Defending Just-So Stories
Why science needs stories
Posted Sep 24, 2012
Last week I spoke about the role of storytelling in science on NPR’s Big Picture Science (the interview won’t air until December). Most people think of story as belonging to the arty world of the humanities—as cut off from the data-driven, hyper-rational world of science. But scientists tell stories all the time. In fact, I think of science as a grand story that emerges—like religion—from our need to make sense of the world. As I’ve written elsewhere,
“The story-like character of science is most obvious when it deals with origins: of the universe, of life, of storytelling itself. As we move back in time, the links between science’s explanatory stories and established facts become fewer and weaker. The scientist’s imagination becomes more adventurous and fecund as he is forced to infer more and more from less and less” (from The Storytelling Animal).
Take the theory of the Big Bang. It’s a scientific story with all the grandeur of a religious myth. It takes us back 14 billion years to the origins of everything, and it carries us through to the apocalypse—to the time when all the energy fizzles, and the universe folds up in an annihilating “big crunch.” The Big Bang story originated in 1927 with a physicist and Roman Catholic priest named George LeMaitre (1894-1966), who dubbed it “the hypothesis of the primeval atom” (the term “Big Bang” was coined later). The story was controversial at first—not least because LeMaitre’s story about everything exploding from (almost) nothing smacked too much of the great moment in Genesis: “Let there be light.” To his detractors, Father LeMaitre’s scientific creation story meshed too conveniently with the biblical version.
When I was in graduate school in the 1990s, many postmodernists proclaimed that science was just another story, with no more claim to truth than other “ways of knowing” like religion or common sense. But I don’t believe that. The story of the Big Bang is backed up by data that scientists have been gathering for decades, and it enjoys widespread support. I believe science deserves its special status—its cultural prestige—not because it avoids storytelling (it doesn’t), but because it handles its stories so roughly. Humans are prone to confirmation bias—we have a tendency to go out and gather evidence for stories that we already believe in. But scientists are trained to go about things the other way around. They spend their days probing for weaknesses in their favorite stories. This is the whole source of science’s power.
Which brings me to Adam Gottlieb, a New Yorker writer who recently stirred controversy with his critique of evolutionary psychology. Gottlieb’s argument is quite dusty. It goes back more than 30 years to the fervent ur-critic of sociobiology and evolutionary psychology Stephen Jay Gould. Following Gould, Gottlieb argues that evolutionary psychology lacks scientific merit because it amounts to nothing more than an anthology of just-so stories.

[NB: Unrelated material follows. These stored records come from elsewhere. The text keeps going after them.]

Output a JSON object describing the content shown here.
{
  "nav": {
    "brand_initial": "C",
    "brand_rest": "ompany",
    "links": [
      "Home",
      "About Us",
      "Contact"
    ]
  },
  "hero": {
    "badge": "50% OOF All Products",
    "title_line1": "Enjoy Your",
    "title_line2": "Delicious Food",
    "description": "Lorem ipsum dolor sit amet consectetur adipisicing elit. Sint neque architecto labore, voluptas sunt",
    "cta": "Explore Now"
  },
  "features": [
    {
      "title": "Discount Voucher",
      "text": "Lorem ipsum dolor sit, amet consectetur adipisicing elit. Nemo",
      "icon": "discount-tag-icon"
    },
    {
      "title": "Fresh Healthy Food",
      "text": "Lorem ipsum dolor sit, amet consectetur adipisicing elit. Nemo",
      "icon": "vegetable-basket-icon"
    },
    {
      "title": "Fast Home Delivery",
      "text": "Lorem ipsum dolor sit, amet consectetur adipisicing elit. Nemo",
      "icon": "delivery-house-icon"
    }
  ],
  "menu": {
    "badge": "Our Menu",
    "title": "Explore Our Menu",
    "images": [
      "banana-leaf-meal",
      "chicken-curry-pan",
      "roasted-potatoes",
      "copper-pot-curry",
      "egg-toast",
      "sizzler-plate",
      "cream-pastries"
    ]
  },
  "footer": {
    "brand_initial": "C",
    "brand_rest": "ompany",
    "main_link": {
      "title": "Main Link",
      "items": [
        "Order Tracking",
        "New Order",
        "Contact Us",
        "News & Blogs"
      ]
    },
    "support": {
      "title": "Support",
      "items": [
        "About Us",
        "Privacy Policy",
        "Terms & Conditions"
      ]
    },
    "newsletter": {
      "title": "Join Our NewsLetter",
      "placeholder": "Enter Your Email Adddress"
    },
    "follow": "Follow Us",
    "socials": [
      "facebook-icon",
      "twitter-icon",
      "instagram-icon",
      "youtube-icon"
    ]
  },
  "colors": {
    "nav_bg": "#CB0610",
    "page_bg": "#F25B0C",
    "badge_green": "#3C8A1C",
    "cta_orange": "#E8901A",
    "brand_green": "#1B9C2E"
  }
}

But this critique holds little water. Evolution is an intrinsically story-based discipline. All evolutionists shape hypotheses in the form of historical narratives. That is, they develop a plausible account of how some biological feature—from pair-bonding, to upright posture, to aggression—may have emerged through the evolutionary process, and then seek to test the account against information derived from a wide variety of sources. So Gould, as an evolutionist, was actually a thoroughgoing just-so storyteller himself. His story of how the woman got her orgasm is as speculative and storylike as anything you’ll find in evolutionary psychology. The difference: EP has tended to favor stories where features of human anatomy and behavior serve a specific evolutionary function, and Gould favored stories where they didn’t. In Gould’s account, a man’s orgasm serves an obvious evolutionary function, while a woman’s orgasm—and the clitoris that enables it—is a functionless (if fortunate) evolutionary side effect. (Perhaps one day I’ll write a post on why I find this particular story to be so far-fetched.)
Critics of evolutionary psychology, including Gould, have pointed out many weaknesses in the discipline, and have helped it reach a more humble and mature form. And they are right to point out that it is hard to test certain EP ideas as thoroughly as we might like. But EP stories make predictions that can be tested against data from genetics, primatology, sociology, developmental psychology, and many other fields. For example, the big idea of 1990s evolutionary psychology was the hypothesis of the massively modular mind. The mind had no general processing software and little plasticity, it was argued; it was like an iPhone with zillions of little apps, all designed to do one thing and one thing only (e.g., face recognition, cheater detection). This idea has now been tested against neuroscientific data, and found wanting (for an overview of this research see David Buller’s Adapting Minds). Just-so stories can be tested.
The story of the human mind is about an organ that evolved to the point of self-fascination. It deemed itself the most beautifully complex phenomenon in the known universe, turned inward, and decided that its greatest challenge was to plumb the mysteries of its own nature. These mysteries cannot be scientifically addressed without the storytelling discipline of evolutionary psychology. Without EP we can perhaps develop a solid description of what humans are. But we can’t get to “why?” To stop telling and testing just-so stories would be to forfeit hope of answering the oldest, deepest, and most compelling questions about our species: Who are we and how did we get this way?
Jonathan Gottschall is the author of The Storytelling Animal: How Stories Make Us Human